* **Assignment**
Print all the data, keeping every line exactly as it is.

* **Provided data**
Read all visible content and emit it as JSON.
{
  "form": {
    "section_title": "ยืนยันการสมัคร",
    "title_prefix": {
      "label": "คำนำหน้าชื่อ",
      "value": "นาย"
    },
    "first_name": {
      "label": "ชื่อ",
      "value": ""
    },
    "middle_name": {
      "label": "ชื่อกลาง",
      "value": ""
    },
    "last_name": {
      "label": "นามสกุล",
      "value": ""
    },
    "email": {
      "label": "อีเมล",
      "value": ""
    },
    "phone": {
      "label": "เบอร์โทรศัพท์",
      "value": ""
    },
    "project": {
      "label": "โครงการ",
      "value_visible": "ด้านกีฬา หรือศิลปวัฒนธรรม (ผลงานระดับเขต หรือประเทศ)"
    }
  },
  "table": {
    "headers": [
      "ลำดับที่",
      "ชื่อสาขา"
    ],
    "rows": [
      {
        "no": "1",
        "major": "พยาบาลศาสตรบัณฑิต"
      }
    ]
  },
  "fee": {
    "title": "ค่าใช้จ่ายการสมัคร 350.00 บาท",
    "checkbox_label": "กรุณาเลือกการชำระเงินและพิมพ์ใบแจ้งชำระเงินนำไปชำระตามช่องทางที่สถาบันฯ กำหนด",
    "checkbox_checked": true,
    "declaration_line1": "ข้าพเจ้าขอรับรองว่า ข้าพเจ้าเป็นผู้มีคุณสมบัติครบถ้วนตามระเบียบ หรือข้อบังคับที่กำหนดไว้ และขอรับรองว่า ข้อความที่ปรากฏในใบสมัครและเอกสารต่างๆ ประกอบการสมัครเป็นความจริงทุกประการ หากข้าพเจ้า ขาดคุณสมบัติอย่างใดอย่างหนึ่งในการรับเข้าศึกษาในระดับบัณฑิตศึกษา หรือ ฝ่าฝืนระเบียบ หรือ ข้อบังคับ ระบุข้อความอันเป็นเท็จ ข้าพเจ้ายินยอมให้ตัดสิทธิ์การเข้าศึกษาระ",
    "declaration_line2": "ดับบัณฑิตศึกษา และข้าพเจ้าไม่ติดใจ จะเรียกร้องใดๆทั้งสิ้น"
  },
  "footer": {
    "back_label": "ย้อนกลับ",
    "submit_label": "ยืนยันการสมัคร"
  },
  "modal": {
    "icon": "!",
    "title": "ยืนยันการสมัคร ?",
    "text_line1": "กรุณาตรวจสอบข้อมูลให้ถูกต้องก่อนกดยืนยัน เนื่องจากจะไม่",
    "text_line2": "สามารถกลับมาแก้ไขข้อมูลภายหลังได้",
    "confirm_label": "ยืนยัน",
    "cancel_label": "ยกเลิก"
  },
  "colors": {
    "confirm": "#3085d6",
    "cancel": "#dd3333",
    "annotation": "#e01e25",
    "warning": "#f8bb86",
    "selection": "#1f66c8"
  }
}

* **Task result**
Read all visible content and emit it as JSON.
{
  "form": {
    "section_title": "ยืนยันการสมัคร",
    "title_prefix": {
      "label": "คำนำหน้าชื่อ",
      "value": "นาย"
    },
    "first_name": {
      "label": "ชื่อ",
      "value": ""
    },
    "middle_name": {
      "label": "ชื่อกลาง",
      "value": ""
    },
    "last_name": {
      "label": "นามสกุล",
      "value": ""
    },
    "email": {
      "label": "อีเมล",
      "value": ""
    },
    "phone": {
      "label": "เบอร์โทรศัพท์",
      "value": ""
    },
    "project": {
      "label": "โครงการ",
      "value_visible": "ด้านกีฬา หรือศิลปวัฒนธรรม (ผลงานระดับเขต หรือประเทศ)"
    }
  },
  "table": {
    "headers": [
      "ลำดับที่",
      "ชื่อสาขา"
    ],
    "rows": [
      {
        "no": "1",
        "major": "พยาบาลศาสตรบัณฑิต"
      }
    ]
  },
  "fee": {
    "title": "ค่าใช้จ่ายการสมัคร 350.00 บาท",
    "checkbox_label": "กรุณาเลือกการชำระเงินและพิมพ์ใบแจ้งชำระเงินนำไปชำระตามช่องทางที่สถาบันฯ กำหนด",
    "checkbox_checked": true,
    "declaration_line1": "ข้าพเจ้าขอรับรองว่า ข้าพเจ้าเป็นผู้มีคุณสมบัติครบถ้วนตามระเบียบ หรือข้อบังคับที่กำหนดไว้ และขอรับรองว่า ข้อความที่ปรากฏในใบสมัครและเอกสารต่างๆ ประกอบการสมัครเป็นความจริงทุกประการ หากข้าพเจ้า ขาดคุณสมบัติอย่างใดอย่างหนึ่งในการรับเข้าศึกษาในระดับบัณฑิตศึกษา หรือ ฝ่าฝืนระเบียบ หรือ ข้อบังคับ ระบุข้อความอันเป็นเท็จ ข้าพเจ้ายินยอมให้ตัดสิทธิ์การเข้าศึกษาระ",
    "declaration_line2": "ดับบัณฑิตศึกษา และข้าพเจ้าไม่ติดใจ จะเรียกร้องใดๆทั้งสิ้น"
  },
  "footer": {
    "back_label": "ย้อนกลับ",
    "submit_label": "ยืนยันการสมัคร"
  },
  "modal": {
    "icon": "!",
    "title": "ยืนยันการสมัคร ?",
    "text_line1": "กรุณาตรวจสอบข้อมูลให้ถูกต้องก่อนกดยืนยัน เนื่องจากจะไม่",
    "text_line2": "สามารถกลับมาแก้ไขข้อมูลภายหลังได้",
    "confirm_label": "ยืนยัน",
    "cancel_label": "ยกเลิก"
  },
  "colors": {
    "confirm": "#3085d6",
    "cancel": "#dd3333",
    "annotation": "#e01e25",
    "warning": "#f8bb86",
    "selection": "#1f66c8"
  }
}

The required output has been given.